If you do not successfully integrate your early childhood patterns, you are doomed to act them out repeatedly. Thus you might find yourself looking for that pattern, or need, for example, control, rather than the mate you think you want.

Inner work

On the other hand, if you treat your relationship problems superficially and search for love, passion, romance, adventure, and freedom, you will find yourself stuck looking for love in all the wrong places. The work is inner work. First, you must discover who you are: know yourself and the difference between your wants and needs. Let’s stay with the paradigm of the controlling man for a moment. If this type of male excites you, you will reach for him repetitively, as if compelled. However, suppose you recognize your early patterns and needs. In that case, you can learn to override that compulsion, and in time you will consciously acknowledge those red flags, turning you away from your needs into the direction of your wants.
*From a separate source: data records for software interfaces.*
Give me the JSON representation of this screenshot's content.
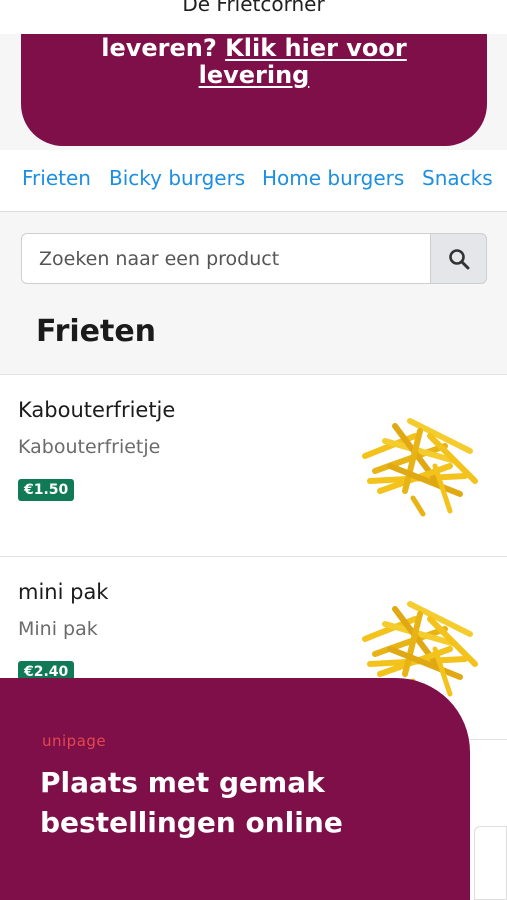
{
  "header": {
    "title": "De Frietcorner"
  },
  "banner": {
    "text_before": "leveren? ",
    "link_line1": "Klik hier voor",
    "link_line2": "levering"
  },
  "categories": [
    "Frieten",
    "Bicky burgers",
    "Home burgers",
    "Snacks"
  ],
  "search": {
    "placeholder": "Zoeken naar een product",
    "icon": "search-icon"
  },
  "section": {
    "title": "Frieten"
  },
  "products": [
    {
      "name": "Kabouterfrietje",
      "description": "Kabouterfrietje",
      "price": "€1.50",
      "image": "fries-image"
    },
    {
      "name": "mini pak",
      "description": "Mini pak",
      "price": "€2.40",
      "image": "fries-image"
    }
  ],
  "promo": {
    "brand": "unipage",
    "headline_line1": "Plaats met gemak",
    "headline_line2": "bestellingen online"
  },
  "colors": {
    "brand": "#7e0f48",
    "link": "#1c8fe3",
    "price_badge": "#0f7a55",
    "fries": "#f3c21b"
  }
}
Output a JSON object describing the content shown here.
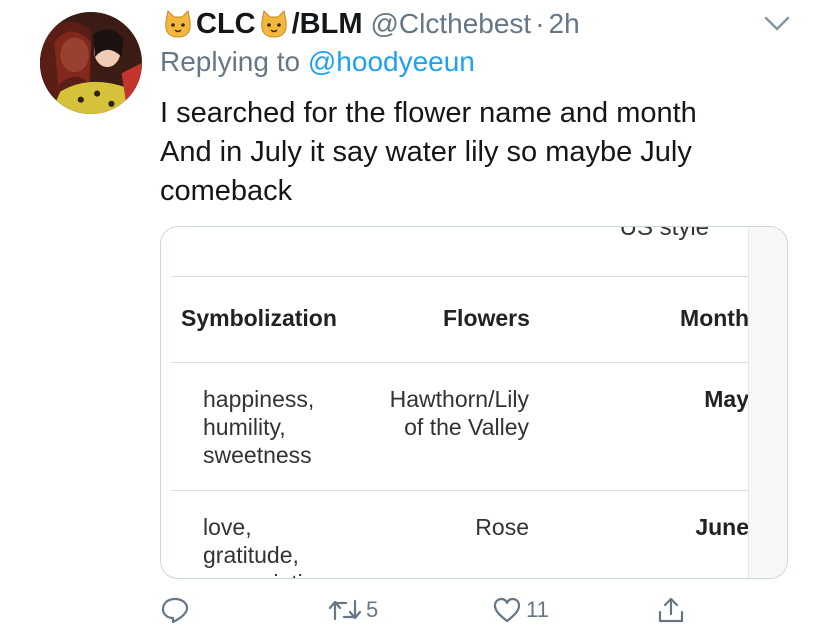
{
  "tweet": {
    "display_name_part1": "CLC",
    "display_name_part2": "/BLM",
    "handle": "@Clcthebest",
    "separator": "·",
    "time": "2h",
    "replying_prefix": "Replying to",
    "replying_to": "@hoodyeeun",
    "text_lines": [
      "I searched for the flower name and month",
      "And in July it say water lily so maybe July",
      "comeback"
    ]
  },
  "media": {
    "cut_title": "US style",
    "table": {
      "headers": [
        "Symbolization",
        "Flowers",
        "Month"
      ],
      "rows": [
        {
          "symbolization": [
            "happiness,",
            "humility,",
            "sweetness"
          ],
          "flowers": [
            "Hawthorn/Lily",
            "of the Valley"
          ],
          "month": "May"
        },
        {
          "symbolization": [
            "love,",
            "gratitude,",
            "appreciation"
          ],
          "flowers": [
            "Rose"
          ],
          "month": "June"
        }
      ]
    }
  },
  "actions": {
    "reply_count": "",
    "retweet_count": "5",
    "like_count": "11"
  },
  "colors": {
    "text": "#14171a",
    "secondary": "#657786",
    "link": "#1da1f2",
    "border": "#ccd6dd"
  },
  "icons": [
    "cat-emoji-icon",
    "chevron-down-icon",
    "reply-icon",
    "retweet-icon",
    "like-icon",
    "share-icon"
  ]
}
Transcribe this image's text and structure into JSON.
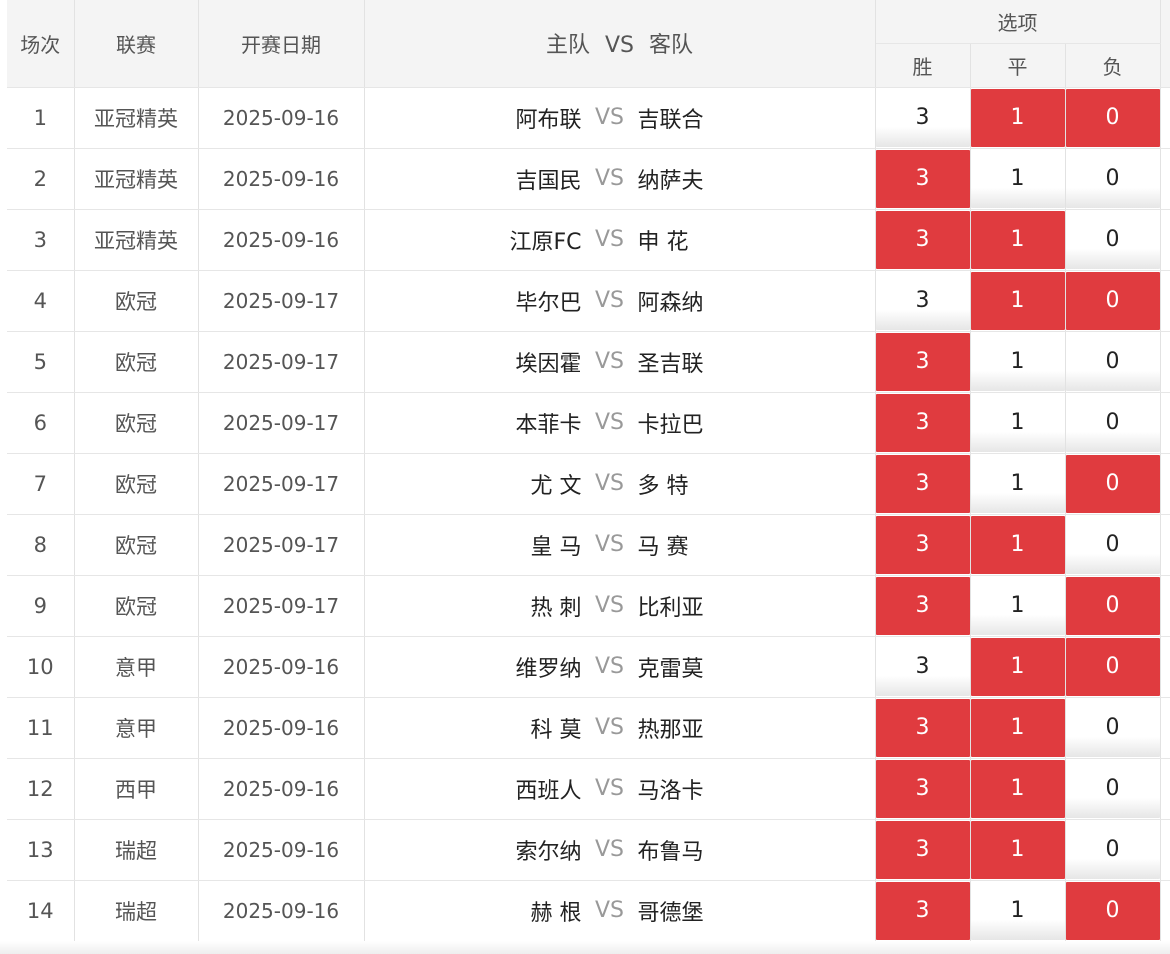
{
  "header": {
    "col_index": "场次",
    "col_league": "联赛",
    "col_date": "开赛日期",
    "col_home": "主队",
    "col_vs": "VS",
    "col_away": "客队",
    "options_title": "选项",
    "opt_win": "胜",
    "opt_draw": "平",
    "opt_loss": "负"
  },
  "rows": [
    {
      "no": "1",
      "league": "亚冠精英",
      "date": "2025-09-16",
      "home": "阿布联",
      "vs": "VS",
      "away": "吉联合",
      "win": "3",
      "draw": "1",
      "loss": "0",
      "sel_win": false,
      "sel_draw": true,
      "sel_loss": true
    },
    {
      "no": "2",
      "league": "亚冠精英",
      "date": "2025-09-16",
      "home": "吉国民",
      "vs": "VS",
      "away": "纳萨夫",
      "win": "3",
      "draw": "1",
      "loss": "0",
      "sel_win": true,
      "sel_draw": false,
      "sel_loss": false
    },
    {
      "no": "3",
      "league": "亚冠精英",
      "date": "2025-09-16",
      "home": "江原FC",
      "vs": "VS",
      "away": "申 花",
      "win": "3",
      "draw": "1",
      "loss": "0",
      "sel_win": true,
      "sel_draw": true,
      "sel_loss": false
    },
    {
      "no": "4",
      "league": "欧冠",
      "date": "2025-09-17",
      "home": "毕尔巴",
      "vs": "VS",
      "away": "阿森纳",
      "win": "3",
      "draw": "1",
      "loss": "0",
      "sel_win": false,
      "sel_draw": true,
      "sel_loss": true
    },
    {
      "no": "5",
      "league": "欧冠",
      "date": "2025-09-17",
      "home": "埃因霍",
      "vs": "VS",
      "away": "圣吉联",
      "win": "3",
      "draw": "1",
      "loss": "0",
      "sel_win": true,
      "sel_draw": false,
      "sel_loss": false
    },
    {
      "no": "6",
      "league": "欧冠",
      "date": "2025-09-17",
      "home": "本菲卡",
      "vs": "VS",
      "away": "卡拉巴",
      "win": "3",
      "draw": "1",
      "loss": "0",
      "sel_win": true,
      "sel_draw": false,
      "sel_loss": false
    },
    {
      "no": "7",
      "league": "欧冠",
      "date": "2025-09-17",
      "home": "尤 文",
      "vs": "VS",
      "away": "多 特",
      "win": "3",
      "draw": "1",
      "loss": "0",
      "sel_win": true,
      "sel_draw": false,
      "sel_loss": true
    },
    {
      "no": "8",
      "league": "欧冠",
      "date": "2025-09-17",
      "home": "皇 马",
      "vs": "VS",
      "away": "马 赛",
      "win": "3",
      "draw": "1",
      "loss": "0",
      "sel_win": true,
      "sel_draw": true,
      "sel_loss": false
    },
    {
      "no": "9",
      "league": "欧冠",
      "date": "2025-09-17",
      "home": "热 刺",
      "vs": "VS",
      "away": "比利亚",
      "win": "3",
      "draw": "1",
      "loss": "0",
      "sel_win": true,
      "sel_draw": false,
      "sel_loss": true
    },
    {
      "no": "10",
      "league": "意甲",
      "date": "2025-09-16",
      "home": "维罗纳",
      "vs": "VS",
      "away": "克雷莫",
      "win": "3",
      "draw": "1",
      "loss": "0",
      "sel_win": false,
      "sel_draw": true,
      "sel_loss": true
    },
    {
      "no": "11",
      "league": "意甲",
      "date": "2025-09-16",
      "home": "科 莫",
      "vs": "VS",
      "away": "热那亚",
      "win": "3",
      "draw": "1",
      "loss": "0",
      "sel_win": true,
      "sel_draw": true,
      "sel_loss": false
    },
    {
      "no": "12",
      "league": "西甲",
      "date": "2025-09-16",
      "home": "西班人",
      "vs": "VS",
      "away": "马洛卡",
      "win": "3",
      "draw": "1",
      "loss": "0",
      "sel_win": true,
      "sel_draw": true,
      "sel_loss": false
    },
    {
      "no": "13",
      "league": "瑞超",
      "date": "2025-09-16",
      "home": "索尔纳",
      "vs": "VS",
      "away": "布鲁马",
      "win": "3",
      "draw": "1",
      "loss": "0",
      "sel_win": true,
      "sel_draw": true,
      "sel_loss": false
    },
    {
      "no": "14",
      "league": "瑞超",
      "date": "2025-09-16",
      "home": "赫 根",
      "vs": "VS",
      "away": "哥德堡",
      "win": "3",
      "draw": "1",
      "loss": "0",
      "sel_win": true,
      "sel_draw": false,
      "sel_loss": true
    }
  ],
  "colors": {
    "selected": "#e03b3f",
    "header_bg": "#f4f4f4",
    "border": "#e2e2e2"
  }
}
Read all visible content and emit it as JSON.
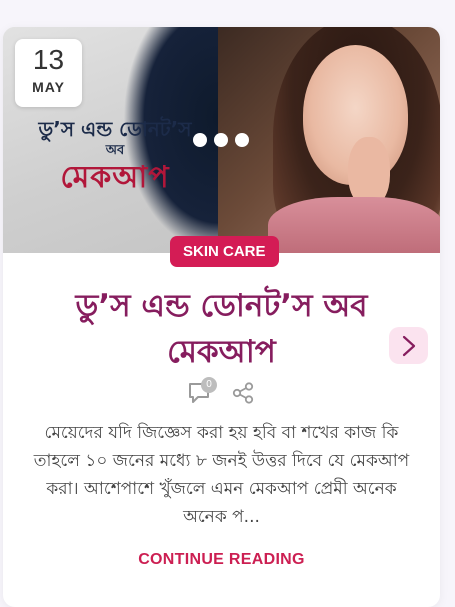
{
  "post": {
    "date_day": "13",
    "date_month": "MAY",
    "image_title_line1": "ডু’স এন্ড ডোনট’স",
    "image_title_line2": "অব",
    "image_title_line3": "মেকআপ",
    "category": "SKIN CARE",
    "title": "ডু’স এন্ড ডোনট’স অব মেকআপ",
    "comment_count": "0",
    "excerpt": "মেয়েদের যদি জিজ্ঞেস করা হয় হবি বা শখের কাজ কি তাহলে ১০ জনের মধ্যে ৮ জনই উত্তর দিবে যে মেকআপ করা। আশেপাশে খুঁজলে এমন মেকআপ প্রেমী অনেক অনেক প...",
    "read_more": "CONTINUE READING"
  },
  "icons": {
    "arrow": "chevron-right-icon",
    "comment": "comment-icon",
    "share": "share-icon"
  },
  "colors": {
    "accent": "#d41c55",
    "title": "#861d5e",
    "read_more": "#cc1f52",
    "arrow_bg": "#fbe3ef"
  }
}
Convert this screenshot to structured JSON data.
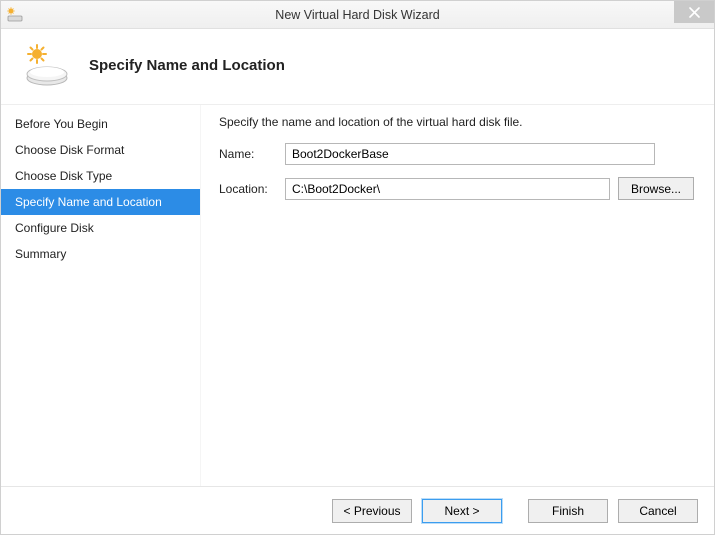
{
  "window": {
    "title": "New Virtual Hard Disk Wizard"
  },
  "header": {
    "title": "Specify Name and Location"
  },
  "sidebar": {
    "items": [
      {
        "label": "Before You Begin",
        "selected": false
      },
      {
        "label": "Choose Disk Format",
        "selected": false
      },
      {
        "label": "Choose Disk Type",
        "selected": false
      },
      {
        "label": "Specify Name and Location",
        "selected": true
      },
      {
        "label": "Configure Disk",
        "selected": false
      },
      {
        "label": "Summary",
        "selected": false
      }
    ]
  },
  "content": {
    "instruction": "Specify the name and location of the virtual hard disk file.",
    "name_label": "Name:",
    "name_value": "Boot2DockerBase",
    "location_label": "Location:",
    "location_value": "C:\\Boot2Docker\\",
    "browse_label": "Browse..."
  },
  "footer": {
    "previous": "< Previous",
    "next": "Next >",
    "finish": "Finish",
    "cancel": "Cancel"
  }
}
Sabotaging intimacy

Further, if control is your need, you may find that your controlling man has problems with intimacy. Why? Because controlling men fear the loss of control accompanying the vulnerability of intimacy. This type of male often initiates a fight after an intimate experience, such as sex. By sabotaging the closeness of the relationship, the controlling male creates control again through the space and distance of anger, as he can control the pain he deals himself with rather than the fear of rejection you may cause him. This is his way of compensating for the loss of control and vulnerability that is so much a part of sexual activity.

Consciously moving forward

There are no quick fixes here. To know yourself and your partner and what drives you both emotionally is to move forward from consciousness instead of projection. This breaks the cycle of early patterns that define us and thus ignites both passion and desire. To quest for desire, passion, and romance without understanding who you are and why you are, is to address the symptoms of a relationship instead of the relationship itself. This infantilizes you and your relationship by focusing on the immaturity of self-gratification. The stage is not the thing; instead, the intimacy of a relationship can only occur from the recognition, acknowledgment, and integration of self-knowledge. This leads you toward the positive incest mystery and the mate who carries the positive characteristics of the opposite-sex parent. Here is where love and desire become lasting.

This will give you a mutual and loving relationship rather than the shallow and often empty feeling that occurs when you try to make something happen. No one can make another person love them, no matter what they try to do. But a loving relationship that is both conscious and intimate holds the deepest feelings of attraction and love.

The real aphrodisiac

The familiarity of intimacy reaches the non-verbal and emotional cues of trust, value, respect, and validation that enhance desire and spark sexual interest. Communication and empathy for one another can become the real turn-ons in a relationship. Intimacy is the gold ring to reach for, and it occurs when you find the person you want rather than the person you need. This takes self-knowledge and inner work. The real aphrodisiac keeps desire, love, and passion alive.

Insight breaks the cycle of seek and find that keeps you always looking for the momentary high when the texture of the relationship is unconscious. When desire and love are based on external information and behavioral antics, one is set up to fail in the long run. There are no instant cures and no substitute for inner knowledge. In the movie “A Perfect Man,” starring Jeanne Tripplehorn and Liev Schreiber, the protagonist, and his mate play a myriad of sexual games to enhance the adventure, novelty, and excitement of their marriage. Yet, all the time, “the perfect man” is having sex on the side.

Getting to the heart of the matter, healthy relationships are built on mutuality, empathy, communication, and a lifelong and exciting journey of learning about both your and your partner’s emotional worlds.